• $A, R, r$

Assume the problem has been solved. Draw the inscribed and circumscribed circles. Since angle A is given, we may also assume the side BC be known. The bisectors of angles B and C intersect at the center I of the inscribed circle. $\angle B + \angle C + \angle A = 180^{\circ}.$ $\angle IBC + \angle ICB + \angle BIC = 180^{\circ}.$ Therefore, $\angle BIC = 90^{\circ} + \angle A/2.$ This means that point I belongs to a locus of points from which segment BC is seen under angle $90^{\circ} + \angle A/2.$ This is a circular arc that is easily constructed.

On the other hand, $I$ lies on the line parallel to and at the distance $r$ from $BC.$ Therefore, the point $I$ is easily determined as the intersection of a circle and a straight line.

Once $I$ has been constructed, double the angles $IBC$ and $ICB.$ Alternatively, draw the circle $C(I,r)$ with center $I$ and radius $r$, and the tangents to $C(I,r)$ from $B$ and $C.$ Point $A$ lies at the intersection of thus obtained two rays.

The construction starts with drawing the circumscribed circle and any inscribed angle equal to $A.$ This determines the segment $BC.$ Then $I$ is constructed as above and then $A.$

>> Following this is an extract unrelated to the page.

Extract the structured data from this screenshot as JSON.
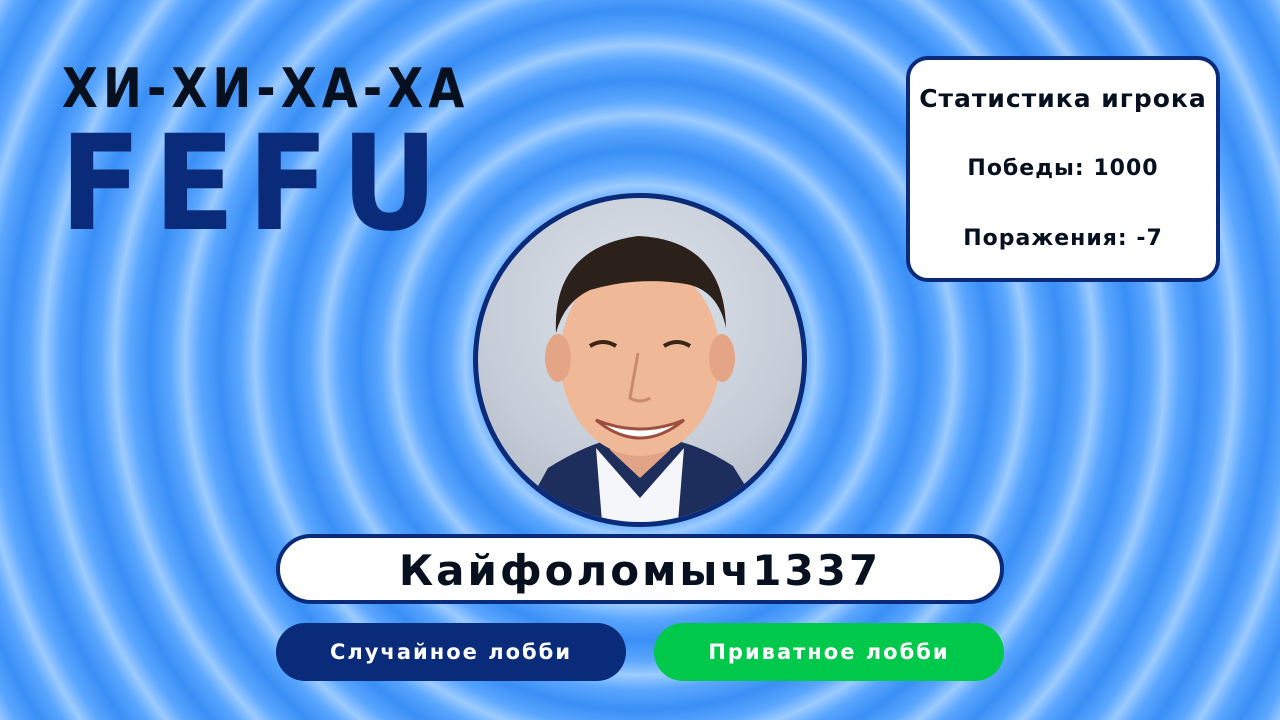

For a proof of correctness, just note that, by the construction, $\angle BIC=90^{\circ}+A/2,$ and drawing the tangents from $B$ and $C$ makes $BI$ and $CI$ angle bisectors in $\Delta ABC,$ implying that $\angle BAC=180^{\circ}-2(90^{\circ}-A/2)=A,$ meaning that the rays $BA$ and $CA$ meet on the circumcircle $C(O,R).$

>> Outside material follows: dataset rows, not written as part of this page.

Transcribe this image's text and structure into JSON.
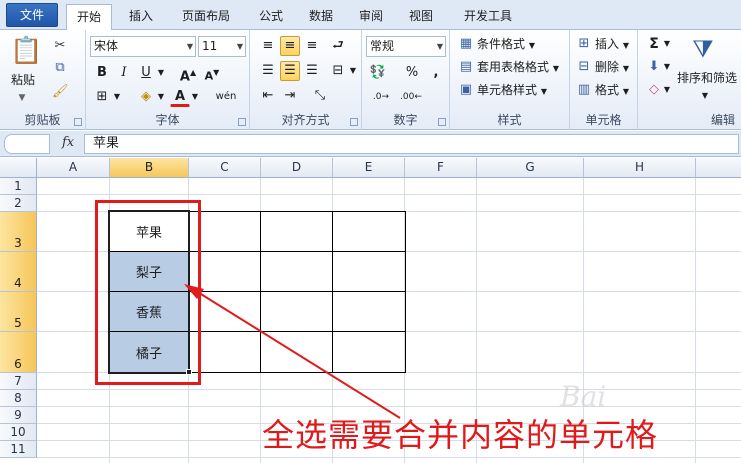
{
  "tabs": [
    "文件",
    "开始",
    "插入",
    "页面布局",
    "公式",
    "数据",
    "审阅",
    "视图",
    "开发工具"
  ],
  "active_tab": "开始",
  "clipboard": {
    "paste": "粘贴",
    "label": "剪贴板"
  },
  "font": {
    "name": "宋体",
    "size": "11",
    "label": "字体",
    "bold": "B",
    "italic": "I",
    "underline": "U",
    "phonetic": "wén"
  },
  "alignment": {
    "label": "对齐方式"
  },
  "number": {
    "format": "常规",
    "percent": "%",
    "comma": ",",
    "label": "数字"
  },
  "styles": {
    "conditional": "条件格式",
    "table": "套用表格格式",
    "cell": "单元格样式",
    "label": "样式"
  },
  "cells": {
    "insert": "插入",
    "delete": "删除",
    "format": "格式",
    "label": "单元格"
  },
  "editing": {
    "sort": "排序和筛选",
    "label": "编辑",
    "sum": "Σ"
  },
  "formula_bar": {
    "fx": "fx",
    "content": "苹果"
  },
  "columns": [
    "A",
    "B",
    "C",
    "D",
    "E",
    "F",
    "G",
    "H"
  ],
  "rows": [
    "1",
    "2",
    "3",
    "4",
    "5",
    "6",
    "7",
    "8",
    "9",
    "10",
    "11"
  ],
  "cell_values": {
    "B3": "苹果",
    "B4": "梨子",
    "B5": "香蕉",
    "B6": "橘子"
  },
  "annotation": "全选需要合并内容的单元格",
  "watermark": "Bai",
  "colors": {
    "selection_fill": "#b8cce4",
    "highlight_header": "#f6c659",
    "annotation_red": "#e11b1b"
  }
}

• $a, R, r$

Professor René Sperb suggested a construction that makes use of Euler's formula for the distance $d$ between the incenter and circumcenter of a triangle. The three quantities are related by $2Rr = R^{2} - d^{2}.$ It follows that $d$ could be constructed as a leg of a right triangle with the other leg $r$ and the hypotenuse $R-r.$

Note that Euler's formula explains the necessity whereas the ultimate success of the construction the sufficiency, of the condition $R\gt 2r.$

Thus we draw circles $C(O,R)$ and $C(O,d)$ of radii $R$ and $d$ around the same point $O,$ place chord $BC=a$ in the former, and path a line, say, $l\parallel BC$ at distance $r.$ The intersection of $l$ and $C(O,d)$ gives the incenter $I$ and, with it, the incircle $C(I,r).$ The tangents to the incircle from $B$ and $C$ meet at point $A$ on the circumcircle. This was obvious for the preceding construction where $\angle BIC$ was such that insured the correct value of angle at $A;$ it may be less obvious for the present one.

A proof of correctness of this construction consists in showing that the two constructions produce exactly the same circle $C(I,r).$ But this is indeed so, since, as we have seen, the first construction is correct so that, the Euler formula for the resulting $\Delta ABC$ assures that the distance $d$ for that triangle is exactly the distance used in the second construction.

We can be more explicit and derive the Euler formula along the way. First note that the arc through $B$ and $C$ used in the first construction is centered at the midpoint (I'll call it $D)$ of the arc $BC$ of circle $C(O,R).$ (This is to be expected as that arc is part of $(D)$ - a circle through the incenter.) This is indeed so because (in the diagram below) $\angle BCD = \angle CBD = A/2$ so that $\angle BDC = 180^{\circ}-A,$ making $BIC=90^{\circ}+A/2,$ for any point $I$ on the arc.

We shall now show that the distance between the $I$ found in the first construction satisfies the Euler formula, as it should. Using the notations in the diagram,

\begin{align} y &= R - r - h,\\ x &= \sqrt{\rho^{2}-(h+r)^{2}},\\ \rho^{2} &= h^{2}+(a/2)^{2},\\ d^{2} &= x^{2}+y^{2}\\ &= \rho^{2}-(h+r)^{2}+(R-r-h)^{2}\\ &= h^{2}+(a/2)^{2}-(h+r)^{2}+(R-r-h)^{2}\\ &= (a/2)^{2}-2Rr+(R-h)^{2},\\ R^{2}&=(R-h)^{2}+(a/2)^{2} \end{align}

Combining the last two we get $d^{2}=R^{2}-2Rr$ - the Euler formula!